Originally published: The Columbus Dispatch
Last year, Congress passed a law requiring that foods containing genetically modified ingredients reveal that on their labels.
By the summer of 2018, the marketing division of the U.S. Department of Agriculture is charged with defining what that label will say.
Will it actually list the ingredients (as in: "This product contains genetically modified corn and soy"), or will it be a QR code connecting the consumer to the information on a website?
The debate over the label's wording could prove as contentious as the fight over genetically modified organisms themselves.
GMOs are plants whose DNA has been changed. The development is beyond the typical cross-breeding of plants because the changes are made in the laboratory at the cellular level.

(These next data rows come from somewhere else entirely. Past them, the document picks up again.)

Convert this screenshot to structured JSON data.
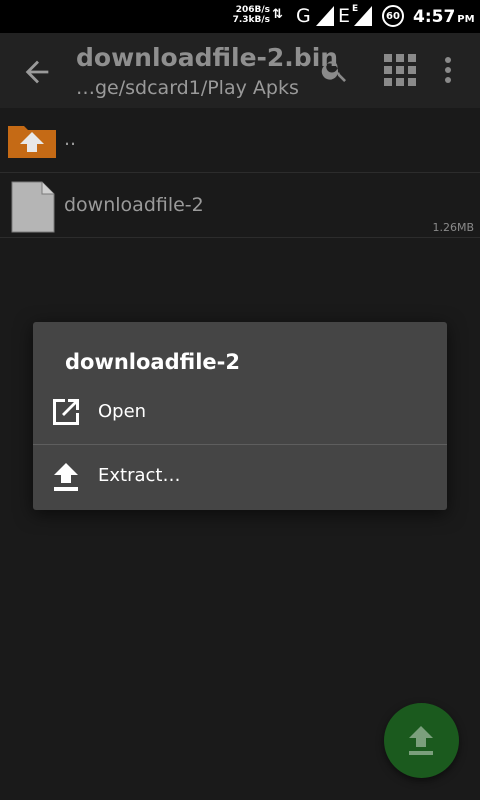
{
  "status_bar": {
    "upload_speed": "206B/s",
    "download_speed": "7.3kB/s",
    "network_g": "G",
    "network_e": "E",
    "network_e_small": "E",
    "battery_level": "60",
    "time": "4:57",
    "ampm": "PM"
  },
  "toolbar": {
    "title": "downloadfile-2.bin",
    "path": "…ge/sdcard1/Play Apks",
    "back_icon": "arrow-back-icon",
    "search_icon": "search-icon",
    "grid_icon": "grid-view-icon",
    "menu_icon": "more-vert-icon"
  },
  "files": [
    {
      "name": "..",
      "icon": "folder-up-icon",
      "size": ""
    },
    {
      "name": "downloadfile-2",
      "icon": "file-icon",
      "size": "1.26MB"
    }
  ],
  "dialog": {
    "title": "downloadfile-2",
    "items": [
      {
        "label": "Open",
        "icon": "open-external-icon"
      },
      {
        "label": "Extract…",
        "icon": "extract-icon"
      }
    ]
  },
  "fab": {
    "icon": "upload-icon"
  },
  "colors": {
    "background": "#1a1a1a",
    "toolbar": "#222222",
    "dialog": "#454545",
    "folder": "#c56a15",
    "fab": "#1b5a1e"
  }
}
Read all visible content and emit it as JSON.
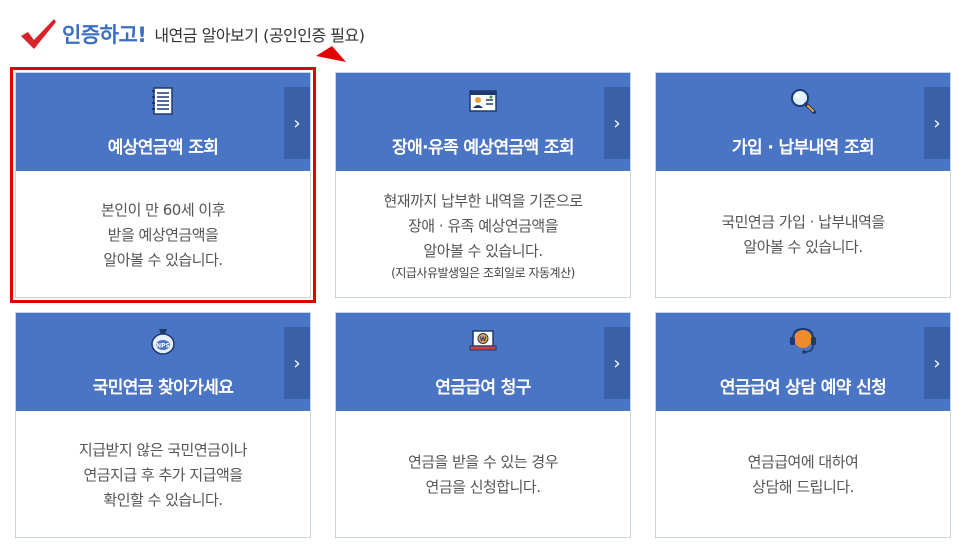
{
  "header": {
    "title": "인증하고!",
    "subtitle": "내연금 알아보기 (공인인증 필요)"
  },
  "colors": {
    "accent": "#3a6ec1",
    "card_header": "#4a74c4",
    "card_arrow": "#3a60a8",
    "highlight": "#e20000",
    "check": "#d8232a"
  },
  "cards": [
    {
      "title": "예상연금액 조회",
      "icon": "document-icon",
      "lines": [
        "본인이 만 60세 이후",
        "받을 예상연금액을",
        "알아볼 수 있습니다."
      ],
      "note": "",
      "highlighted": true
    },
    {
      "title": "장애·유족 예상연금액 조회",
      "icon": "id-card-icon",
      "lines": [
        "현재까지 납부한 내역을 기준으로",
        "장애 · 유족 예상연금액을",
        "알아볼 수 있습니다."
      ],
      "note": "(지급사유발생일은 조회일로 자동계산)"
    },
    {
      "title": "가입 · 납부내역 조회",
      "icon": "magnifier-icon",
      "lines": [
        "국민연금 가입 · 납부내역을",
        "알아볼 수 있습니다."
      ],
      "note": ""
    },
    {
      "title": "국민연금 찾아가세요",
      "icon": "nps-pouch-icon",
      "lines": [
        "지급받지 않은 국민연금이나",
        "연금지급 후 추가 지급액을",
        "확인할 수 있습니다."
      ],
      "note": ""
    },
    {
      "title": "연금급여 청구",
      "icon": "laptop-won-icon",
      "lines": [
        "연금을 받을 수 있는 경우",
        "연금을 신청합니다."
      ],
      "note": ""
    },
    {
      "title": "연금급여 상담 예약 신청",
      "icon": "headset-icon",
      "lines": [
        "연금급여에 대하여",
        "상담해 드립니다."
      ],
      "note": ""
    }
  ]
}
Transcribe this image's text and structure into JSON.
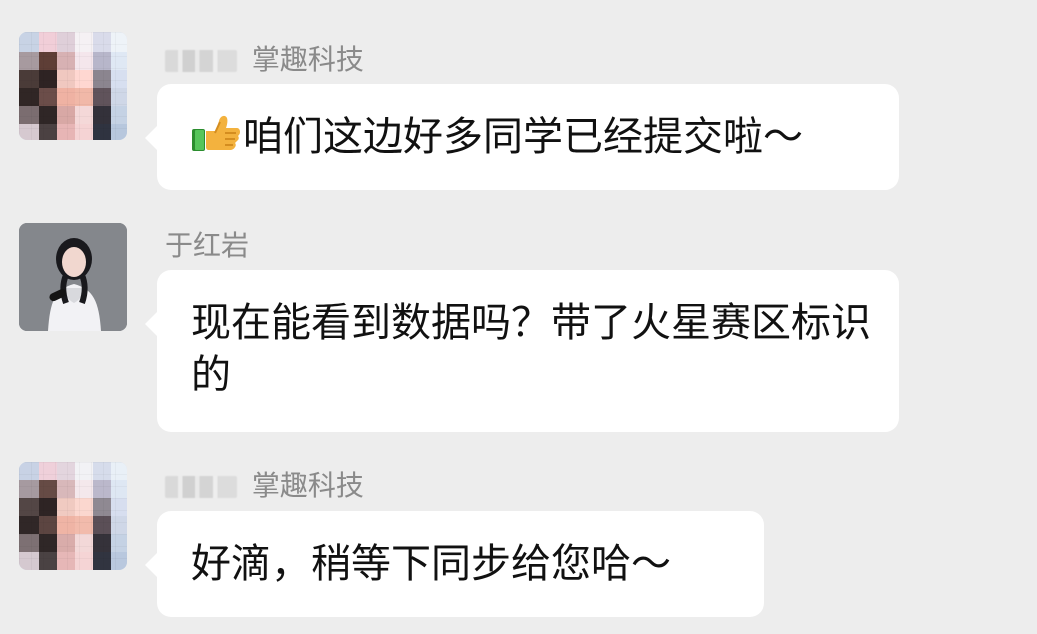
{
  "messages": [
    {
      "sender_visible": "掌趣科技",
      "text": "咱们这边好多同学已经提交啦～",
      "emoji": "thumbs-up-icon"
    },
    {
      "sender_visible": "于红岩",
      "text": "现在能看到数据吗？带了火星赛区标识的"
    },
    {
      "sender_visible": "掌趣科技",
      "text": "好滴，稍等下同步给您哈～"
    }
  ],
  "colors": {
    "background": "#ededed",
    "bubble": "#ffffff",
    "sender": "#8a8a8a",
    "text": "#111111"
  }
}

Opponents of GMOs fought hard for the labeling. They consider GMOs less safe than non-GMO foods, have ethical concerns about tampering with nature, have issues with the corporations behind GMO seed (namely Monsanto), and fear environmental damage from widespread GMO crops.
GMOs were developed 20 years ago to help farmers by changing the structure of plants to make them more resistant to disease so that farms could produce higher yields while applying fewer pesticides. GMOs are produced mostly for commodity crops: corn, soy, canola and sugar beet.
Recently, I had the chance to sit in while a group of Ohio food manufacturers learned about the new labeling law from Steve Armstrong of EAS Consulting.
Armstrong is a lawyer who specializes in food labeling and food-regulation compliance; until recently, he served as the chief food-law counsel for Campbell's Soup Co. Armstrong traveled to Columbus to speak at the Ohio Food Industry Summit, sponsored by the Center for Innovative Food Technology in Toledo.
Armstrong's time at Campbell's is significant because, under his counsel, the company adopted a corporate strategy not to oppose GMO labeling but to embrace the transparency.
He encouraged the Ohio food makers at the summit to do the same.
Some already are.
Orrville-based J.M. Smucker Co. already has introduced its labeling: On the back of a jar of apricot preserves, for example, you might be surprised to read: "Partially produced with genetic engineering."
Farmers, food manufacturers and the companies that produce genetically modified seed fought hard to avoid the labeling. Their fight made consumers trust GMOs even less, Armstrong emphasized, as consumers wondered what the industries were trying to cover up.
Armstrong pointed to recent research showing that 87 percent of global consumers think that GMOs are less safe and less healthy than non-GMO foods. This despite statements to the contrary from the USDA, U.S. Food and Drug Administration, World Health Organization, American Medical Association and National Academies of Sciences, Engineering and Medicine.
Armstrong's point is this: Consumers want to know everything about their food — where it comes from, what's in it, who produced it. Such knowledge is the consumer's right, Armstrong emphasized.
Soon, however, consumers might see their concerns about GMOs tested in a new way. The Arctic Apple, a fruit sold sliced that is genetically modified to not turn brown, is about to hit grocery stores nationwide. It represents the first GMO convenience product — rather than a commodity ingredient such as corn syrup — and producers want to see how Americans will react to it.
Scientific advancements in food production have helped to feed a hungry world, and that's a good thing. I know that the canola oil I often use probably comes from a GMO plant, and I don't think I'm suffering negative effects from it.
But I have concerns about corporate domination over the seed for American commodity crops. And an apple that doesn't brown, although it might be perfectly safe, strikes me as downright unnatural. Convenient, yes, but unnatural nonetheless.
Eventually, there might be enough research to convince everyone that GMOs are safe, or to prove that they're not.
Until then, providing as much information to consumers as possible is the right thing to do.